HSE overhauls UK work at height guidance
By Euan Youdale28 January 2014
The UK’s Health and Safety Executive (HSE) is overhauling its guidance on working at height.
According to the UK government’s Department of Work and Pensions, which oversees the HSE, it is part of a long-term economic plan to abolish or improve outdated, burdensome or over-complicated regulations which waste companies' time and money.
More than a million British businesses and 10 million workers are estimated to carry out jobs involving some form of work at height every year, said a government spokesman, with falls being one of the biggest causes of death and serious injury at work.
The HSE has set out in clear, simple terms what to do and what not to do – debunking common myths that can confuse and mislead employers; such as the banning of ladders when they can still be used.
It has identified 3000 regulations that it says should be ended or improved through its Red Tape Challenge, which asks businesses and the public themselves to identify the rules that hold them back.

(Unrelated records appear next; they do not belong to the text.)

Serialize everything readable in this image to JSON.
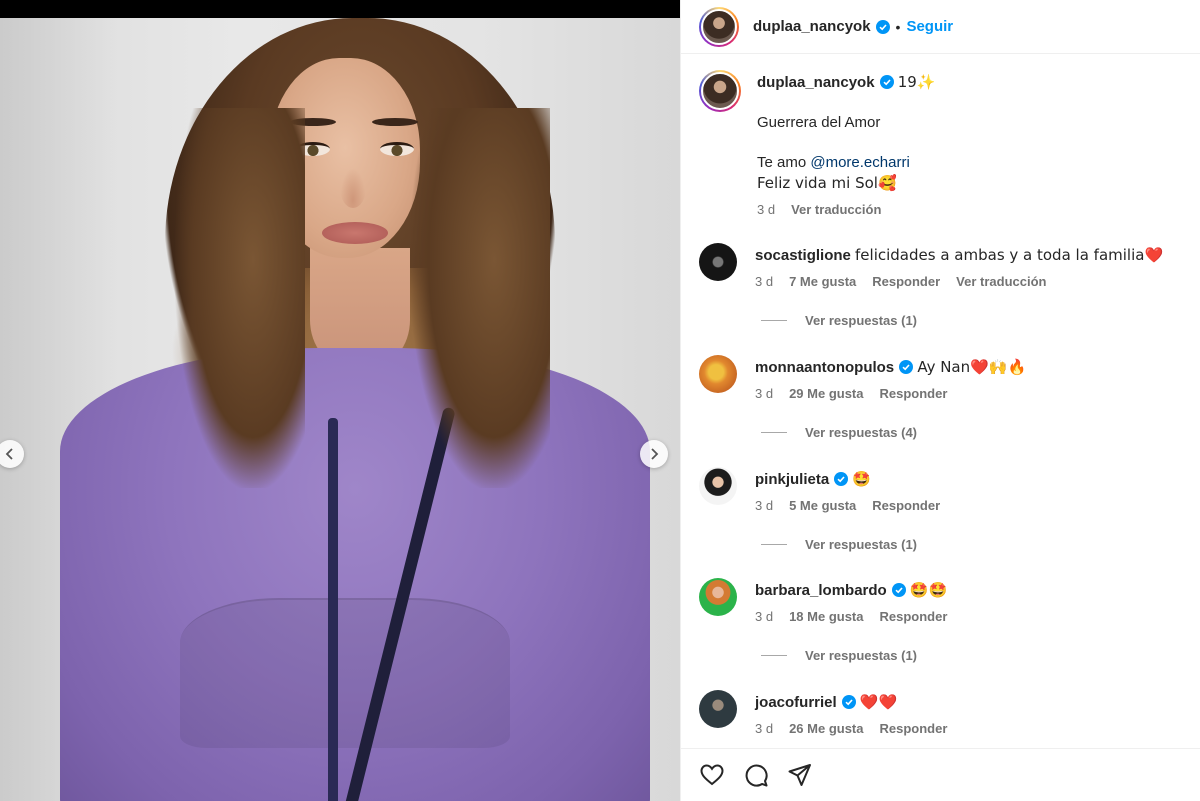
{
  "post": {
    "author": "duplaa_nancyok",
    "follow_label": "Seguir",
    "separator": "•"
  },
  "caption": {
    "username": "duplaa_nancyok",
    "text_1": "19✨",
    "line_2": "Guerrera del Amor",
    "line_3_prefix": "Te amo ",
    "mention": "@more.echarri",
    "line_4": "Feliz vida mi Sol🥰",
    "time": "3 d",
    "translate": "Ver traducción"
  },
  "comments": [
    {
      "username": "socastiglione",
      "verified": false,
      "text": "felicidades a ambas y a toda la familia❤️",
      "time": "3 d",
      "likes": "7 Me gusta",
      "reply": "Responder",
      "translate": "Ver traducción",
      "replies": "Ver respuestas (1)"
    },
    {
      "username": "monnaantonopulos",
      "verified": true,
      "text": "Ay Nan❤️🙌🔥",
      "time": "3 d",
      "likes": "29 Me gusta",
      "reply": "Responder",
      "replies": "Ver respuestas (4)"
    },
    {
      "username": "pinkjulieta",
      "verified": true,
      "text": "🤩",
      "time": "3 d",
      "likes": "5 Me gusta",
      "reply": "Responder",
      "replies": "Ver respuestas (1)"
    },
    {
      "username": "barbara_lombardo",
      "verified": true,
      "text": "🤩🤩",
      "time": "3 d",
      "likes": "18 Me gusta",
      "reply": "Responder",
      "replies": "Ver respuestas (1)"
    },
    {
      "username": "joacofurriel",
      "verified": true,
      "text": "❤️❤️",
      "time": "3 d",
      "likes": "26 Me gusta",
      "reply": "Responder"
    }
  ],
  "icons": {
    "verified": "verified-badge-icon",
    "like": "heart-outline-icon",
    "comment": "comment-bubble-icon",
    "share": "paper-plane-icon",
    "prev": "chevron-left-icon",
    "next": "chevron-right-icon"
  },
  "colors": {
    "accent": "#0095f6",
    "verified": "#0095f6",
    "mention": "#00376b",
    "secondary_text": "#737373"
  }
}
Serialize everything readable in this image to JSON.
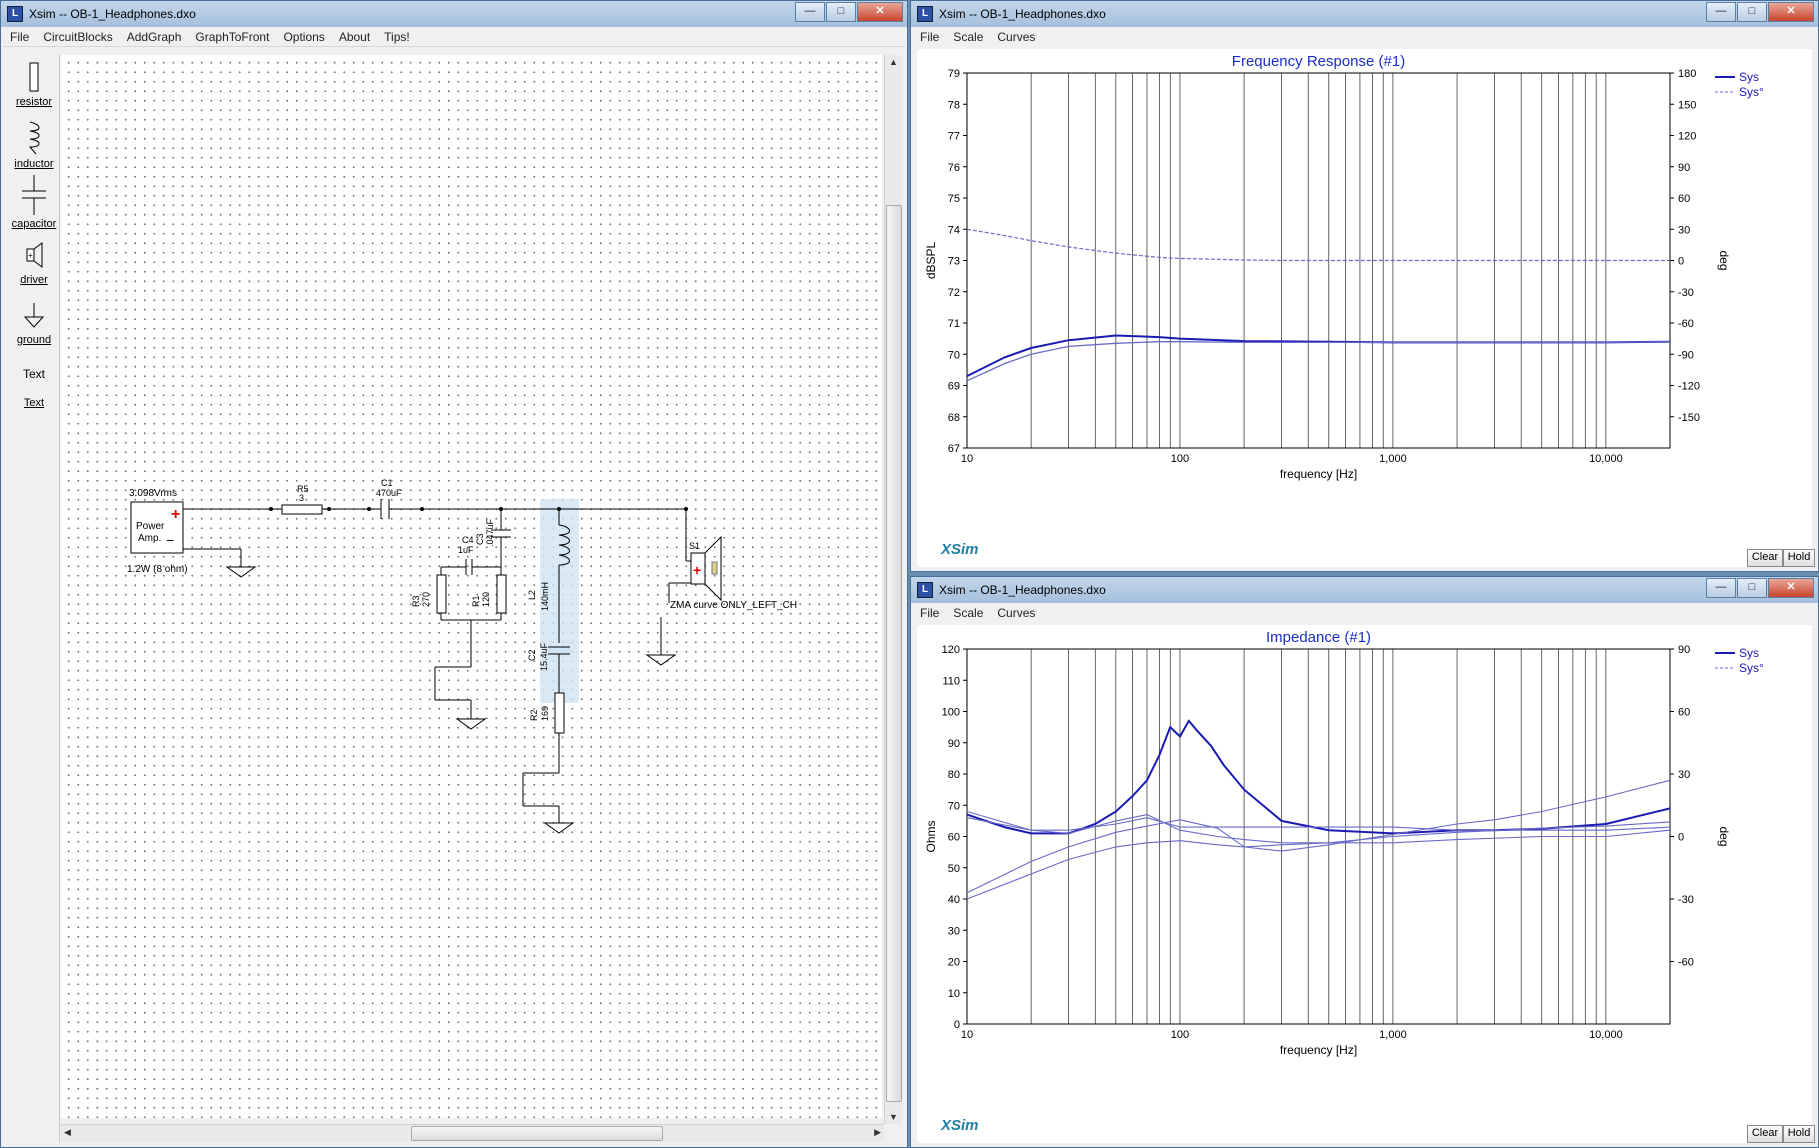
{
  "colors": {
    "series_main": "#1a1ab4",
    "series_phase": "#6a6ac8",
    "grid": "#000000",
    "title": "#1a2ec4"
  },
  "schematic": {
    "title": "Xsim -- OB-1_Headphones.dxo",
    "menu": [
      "File",
      "CircuitBlocks",
      "AddGraph",
      "GraphToFront",
      "Options",
      "About",
      "Tips!"
    ],
    "tools": [
      {
        "label": "resistor",
        "icon": "resistor-icon"
      },
      {
        "label": "inductor",
        "icon": "inductor-icon"
      },
      {
        "label": "capacitor",
        "icon": "capacitor-icon"
      },
      {
        "label": "driver",
        "icon": "driver-icon"
      },
      {
        "label": "ground",
        "icon": "ground-icon"
      },
      {
        "label": "Text",
        "icon": "text-plain"
      },
      {
        "label": "Text",
        "icon": "text-underlined"
      }
    ],
    "circuit": {
      "source_voltage": "3.098Vrms",
      "source_name": "Power",
      "source_name2": "Amp.",
      "source_power": "1.2W (8 ohm)",
      "r5_name": "R5",
      "r5_value": "3",
      "c1_name": "C1",
      "c1_value": "470uF",
      "c3_name": "C3",
      "c3_value": ".047uF",
      "c4_name": "C4",
      "c4_value": "1uF",
      "r3_name": "R3",
      "r3_value": "270",
      "r1_name": "R1",
      "r1_value": "120",
      "l2_name": "L2",
      "l2_value": "140mH",
      "c2_name": "C2",
      "c2_value": "15.4uF",
      "r2_name": "R2",
      "r2_value": "169",
      "s1_name": "S1",
      "s1_curve": "ZMA curve ONLY_LEFT_CH"
    }
  },
  "freq_window": {
    "title": "Xsim -- OB-1_Headphones.dxo",
    "menu": [
      "File",
      "Scale",
      "Curves"
    ],
    "buttons": {
      "clear": "Clear",
      "hold": "Hold"
    },
    "logo": "XSim"
  },
  "imp_window": {
    "title": "Xsim -- OB-1_Headphones.dxo",
    "menu": [
      "File",
      "Scale",
      "Curves"
    ],
    "buttons": {
      "clear": "Clear",
      "hold": "Hold"
    },
    "logo": "XSim"
  },
  "chart_data": [
    {
      "type": "line",
      "title": "Frequency Response (#1)",
      "xlabel": "frequency [Hz]",
      "ylabel": "dBSPL",
      "y2label": "deg",
      "xscale": "log",
      "xlim": [
        10,
        20000
      ],
      "ylim": [
        67,
        79
      ],
      "y2lim": [
        -180,
        180
      ],
      "xticks": [
        10,
        100,
        1000,
        10000
      ],
      "xtick_labels": [
        "10",
        "100",
        "1,000",
        "10,000"
      ],
      "yticks": [
        67,
        68,
        69,
        70,
        71,
        72,
        73,
        74,
        75,
        76,
        77,
        78,
        79
      ],
      "y2ticks": [
        -150,
        -120,
        -90,
        -60,
        -30,
        0,
        30,
        60,
        90,
        120,
        150,
        180
      ],
      "grid": true,
      "legend_position": "top-right",
      "series": [
        {
          "name": "Sys",
          "axis": "left",
          "style": "solid",
          "x": [
            10,
            15,
            20,
            30,
            50,
            80,
            100,
            200,
            500,
            1000,
            2000,
            5000,
            10000,
            20000
          ],
          "y": [
            69.3,
            69.9,
            70.2,
            70.45,
            70.6,
            70.55,
            70.5,
            70.42,
            70.4,
            70.38,
            70.38,
            70.38,
            70.38,
            70.4
          ]
        },
        {
          "name": "",
          "axis": "left",
          "style": "solid-light",
          "x": [
            10,
            15,
            20,
            30,
            50,
            80,
            100,
            200,
            500,
            1000,
            2000,
            5000,
            10000,
            20000
          ],
          "y": [
            69.15,
            69.7,
            70.0,
            70.25,
            70.35,
            70.4,
            70.4,
            70.38,
            70.38,
            70.38,
            70.38,
            70.38,
            70.38,
            70.4
          ]
        },
        {
          "name": "Sys°",
          "axis": "right",
          "style": "dashed",
          "x": [
            10,
            15,
            20,
            30,
            50,
            80,
            100,
            200,
            300,
            500,
            1000,
            2000,
            5000,
            10000,
            20000
          ],
          "y": [
            30,
            24,
            19,
            13,
            7,
            3,
            2,
            0.5,
            0,
            0,
            0,
            0,
            0,
            0,
            0
          ]
        }
      ]
    },
    {
      "type": "line",
      "title": "Impedance (#1)",
      "xlabel": "frequency [Hz]",
      "ylabel": "Ohms",
      "y2label": "deg",
      "xscale": "log",
      "xlim": [
        10,
        20000
      ],
      "ylim": [
        0,
        120
      ],
      "y2lim": [
        -90,
        90
      ],
      "xticks": [
        10,
        100,
        1000,
        10000
      ],
      "xtick_labels": [
        "10",
        "100",
        "1,000",
        "10,000"
      ],
      "yticks": [
        0,
        10,
        20,
        30,
        40,
        50,
        60,
        70,
        80,
        90,
        100,
        110,
        120
      ],
      "y2ticks": [
        -60,
        -30,
        0,
        30,
        60,
        90
      ],
      "grid": true,
      "legend_position": "top-right",
      "series": [
        {
          "name": "Sys",
          "axis": "left",
          "style": "thick",
          "x": [
            10,
            15,
            20,
            30,
            40,
            50,
            60,
            70,
            80,
            90,
            100,
            110,
            120,
            140,
            160,
            200,
            300,
            500,
            1000,
            2000,
            3000,
            5000,
            10000,
            20000
          ],
          "y": [
            67,
            63,
            61,
            61,
            64,
            68,
            73,
            78,
            86,
            95,
            92,
            97,
            94,
            89,
            83,
            75,
            65,
            62,
            61,
            62,
            62,
            62.5,
            64,
            69
          ]
        },
        {
          "name": "",
          "axis": "left",
          "style": "thin",
          "x": [
            10,
            20,
            30,
            50,
            70,
            100,
            150,
            200,
            300,
            500,
            1000,
            2000,
            5000,
            10000,
            20000
          ],
          "y": [
            68,
            62,
            62,
            64,
            66,
            63,
            63,
            63,
            63,
            63,
            63,
            62,
            62,
            62,
            63
          ]
        },
        {
          "name": "",
          "axis": "left",
          "style": "thin",
          "x": [
            10,
            20,
            30,
            50,
            70,
            100,
            150,
            200,
            300,
            500,
            1000,
            2000,
            5000,
            10000,
            20000
          ],
          "y": [
            66,
            62,
            61,
            65,
            67,
            62,
            60,
            59,
            58,
            58,
            58,
            59,
            60,
            60,
            62
          ]
        },
        {
          "name": "Sys°",
          "axis": "right",
          "style": "thin",
          "x": [
            10,
            20,
            30,
            50,
            70,
            100,
            150,
            200,
            300,
            500,
            1000,
            2000,
            3000,
            5000,
            10000,
            20000
          ],
          "y": [
            -27,
            -12,
            -5,
            2,
            5,
            8,
            4,
            -5,
            -7,
            -4,
            1,
            6,
            8,
            12,
            19,
            27
          ]
        },
        {
          "name": "",
          "axis": "right",
          "style": "thin",
          "x": [
            10,
            20,
            30,
            50,
            70,
            100,
            150,
            200,
            300,
            500,
            1000,
            2000,
            5000,
            10000,
            20000
          ],
          "y": [
            -30,
            -18,
            -11,
            -5,
            -3,
            -2,
            -4,
            -5,
            -4,
            -3,
            0,
            2,
            4,
            5,
            7
          ]
        }
      ]
    }
  ]
}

The new guidance is being backed by business and was produced with the support of the British Retail Consortium, Small Business Trade Association Forum, Trade Unions and the Access Industry Forum.
Health and safety minister Mike Penning said, “As part of the government’s long-term economic plan, it’s vital that businesses are not bogged down in complicated red tape and instead have useable advice about protecting their workers.
“As a former fireman, I know that the 10 million people who are working at height in this country face risks in their job. But I’m also clear that managing these risks can be done sensibly, by giving simple and clear advice and tackling the myths that can confuse employers.”
Judith Hackitt, chair of the HSE, added, “It’s important to get working at height right. Falls remain one of the biggest causes of serious workplace injury – with more than 40 people killed and 4000 suffering major injuries every year."
Basic advice for those working at height is available through HSE’s Health and Safety Toolbox at http://www.hse.gov.uk/falls/wait/index.htm